Luckily, many of my friends have embraced the local food lifestyle and revel in what their local farms have to offer. I certainly don't lack for like-minded guests to invite over for a hearty locally-grown meal and are happy to bring their favorite local cheese and wines to share. A few of us have formed a food buying club. We're splitting a lamb order from a local farmer and an order from Island Bison in Campbell River. Check out the Fall Resource Guide in the Nanaimo 100 Mile Diet Challenge website for farmers and vendors that are selling products through the fall and winter.

I get oodles of emails from Australia to England to California from friends sharing what they're discovering in their local farms. I have a whole posse of budding chef friends in Vancouver who are having weekly 100 mile diet potlucks and have bestowed moi with an open invitation. I'm such a lucky kid!

By sharing and actively supporting each other's 100 mile diet journey, we are consciously making a choice to be the change we want to see in this world. We are all actively choosing to be mindful participants in our community of food.

It's been fun and soulwarming to share this with folks who are as passionate about life, the enviroment and food as I am. I am very blessed.

Thanks to all the farmers on this island for putting in the endless hours, hard work and risking so much so that I can still have the choice to buy locally grown foods.

To everyone is who is also mindfully choosing locally-grown foods and products, thank you for being part of this community of food.

Happy Eating!

Jen

4 comments:

Aaron said...

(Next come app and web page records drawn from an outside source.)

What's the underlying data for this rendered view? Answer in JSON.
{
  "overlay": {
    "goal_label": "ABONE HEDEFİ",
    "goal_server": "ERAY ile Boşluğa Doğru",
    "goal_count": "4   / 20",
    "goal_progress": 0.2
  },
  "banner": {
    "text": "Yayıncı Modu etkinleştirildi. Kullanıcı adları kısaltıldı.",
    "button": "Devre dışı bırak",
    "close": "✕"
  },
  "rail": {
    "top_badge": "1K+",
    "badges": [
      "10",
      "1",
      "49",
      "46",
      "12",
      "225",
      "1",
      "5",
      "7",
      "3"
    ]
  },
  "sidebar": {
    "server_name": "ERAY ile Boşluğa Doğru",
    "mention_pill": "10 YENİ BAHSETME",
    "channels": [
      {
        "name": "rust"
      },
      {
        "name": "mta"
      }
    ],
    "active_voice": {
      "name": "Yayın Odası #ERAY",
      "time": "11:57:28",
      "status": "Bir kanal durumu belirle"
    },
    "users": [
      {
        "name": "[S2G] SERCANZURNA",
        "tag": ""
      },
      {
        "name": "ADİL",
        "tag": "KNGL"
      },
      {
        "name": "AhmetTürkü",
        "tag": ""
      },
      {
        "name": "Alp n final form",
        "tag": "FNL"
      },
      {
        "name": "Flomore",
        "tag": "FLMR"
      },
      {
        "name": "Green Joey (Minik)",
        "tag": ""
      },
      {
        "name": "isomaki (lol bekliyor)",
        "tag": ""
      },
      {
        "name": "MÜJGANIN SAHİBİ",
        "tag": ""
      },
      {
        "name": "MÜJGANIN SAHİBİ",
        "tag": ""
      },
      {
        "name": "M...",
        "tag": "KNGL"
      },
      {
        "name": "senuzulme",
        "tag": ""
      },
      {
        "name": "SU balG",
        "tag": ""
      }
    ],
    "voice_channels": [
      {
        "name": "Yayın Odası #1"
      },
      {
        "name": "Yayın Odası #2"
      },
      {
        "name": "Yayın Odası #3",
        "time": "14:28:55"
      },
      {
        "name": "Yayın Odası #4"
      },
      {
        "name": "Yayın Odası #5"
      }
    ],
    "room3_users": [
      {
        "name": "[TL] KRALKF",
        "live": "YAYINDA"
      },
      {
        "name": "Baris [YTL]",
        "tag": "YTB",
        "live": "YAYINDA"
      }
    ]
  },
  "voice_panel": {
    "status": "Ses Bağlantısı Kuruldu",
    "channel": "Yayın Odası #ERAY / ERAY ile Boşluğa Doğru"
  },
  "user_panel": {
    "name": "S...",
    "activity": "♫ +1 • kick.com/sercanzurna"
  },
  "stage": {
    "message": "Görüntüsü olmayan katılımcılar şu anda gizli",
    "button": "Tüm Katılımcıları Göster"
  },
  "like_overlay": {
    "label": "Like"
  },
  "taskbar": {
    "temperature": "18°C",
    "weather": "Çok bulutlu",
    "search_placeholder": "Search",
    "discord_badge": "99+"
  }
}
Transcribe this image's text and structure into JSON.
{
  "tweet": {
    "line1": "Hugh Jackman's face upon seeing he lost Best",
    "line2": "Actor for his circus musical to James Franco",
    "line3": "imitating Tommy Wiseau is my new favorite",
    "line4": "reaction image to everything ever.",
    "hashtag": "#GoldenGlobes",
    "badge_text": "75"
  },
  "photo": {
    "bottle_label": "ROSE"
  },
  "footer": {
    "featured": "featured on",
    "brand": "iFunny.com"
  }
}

Thank you for all your inspiration, passion and leadership! I'm so glad that you're getting something out of it considering how much you've given to us.

We went to check out the winter farmer's market at the WISE hall. It was cool. We got lots of produce that we didnt' think we could get this time of year. Also ostrich, seafood and really good cheese vendors. It's on the first Sat of each month. If you come over next weekend then we'll take you there and then you can give us a naan and curry cooking lesson ;)

Who the heck is scoffing the local food idea? What morons. Hope you've cut them from your guest list. They ain't worthy to eat the feasts that you cook.

later,
a

Helen said...

I have also learned to be a bit more discerning about what and who I bring to my dinner table. I have come to accept that the food that I bring to the table & I deserve respect and not to be taken for granted.

Helen

Favorite Apron said...

Keep up the good work Jen.
We're growing our own milk, eggs, beef, pork, chicken, turkey, honey, and some veggies here at our place.

Larry said...

Great blog!
It was a pleasure to meet you at the gallery. Thanks for the tip about the local cheeses and wines. They were a hit at our party!
Now I'm going to hunt down some of those locally grown apples you were raving about!

Keep up the good work!
Larry